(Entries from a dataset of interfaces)
>>>>>

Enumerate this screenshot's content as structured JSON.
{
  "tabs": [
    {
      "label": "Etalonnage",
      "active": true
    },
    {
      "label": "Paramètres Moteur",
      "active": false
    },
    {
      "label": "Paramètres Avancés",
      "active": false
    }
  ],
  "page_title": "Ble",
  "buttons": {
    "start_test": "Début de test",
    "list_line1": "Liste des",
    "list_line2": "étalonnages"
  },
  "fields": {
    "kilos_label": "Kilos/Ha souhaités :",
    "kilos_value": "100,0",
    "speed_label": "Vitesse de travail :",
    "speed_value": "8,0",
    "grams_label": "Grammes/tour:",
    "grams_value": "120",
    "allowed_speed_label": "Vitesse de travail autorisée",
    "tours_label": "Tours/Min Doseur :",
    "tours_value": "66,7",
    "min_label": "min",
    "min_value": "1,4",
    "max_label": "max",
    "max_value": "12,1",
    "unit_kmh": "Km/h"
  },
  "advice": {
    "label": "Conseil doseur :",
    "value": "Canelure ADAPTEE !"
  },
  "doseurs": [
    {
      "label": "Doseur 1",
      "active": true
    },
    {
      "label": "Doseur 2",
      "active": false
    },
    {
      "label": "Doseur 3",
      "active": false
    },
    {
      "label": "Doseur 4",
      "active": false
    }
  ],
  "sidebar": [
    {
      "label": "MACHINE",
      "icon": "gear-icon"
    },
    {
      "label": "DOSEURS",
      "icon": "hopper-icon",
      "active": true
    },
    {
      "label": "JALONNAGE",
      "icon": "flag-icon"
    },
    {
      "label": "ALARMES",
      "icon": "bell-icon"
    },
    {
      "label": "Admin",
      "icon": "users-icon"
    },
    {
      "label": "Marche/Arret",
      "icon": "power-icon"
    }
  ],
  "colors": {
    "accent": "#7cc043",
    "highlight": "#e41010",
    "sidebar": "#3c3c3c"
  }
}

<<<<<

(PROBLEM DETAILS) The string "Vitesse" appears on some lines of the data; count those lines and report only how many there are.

(ANSWER FOR THIS EXERCISE) 2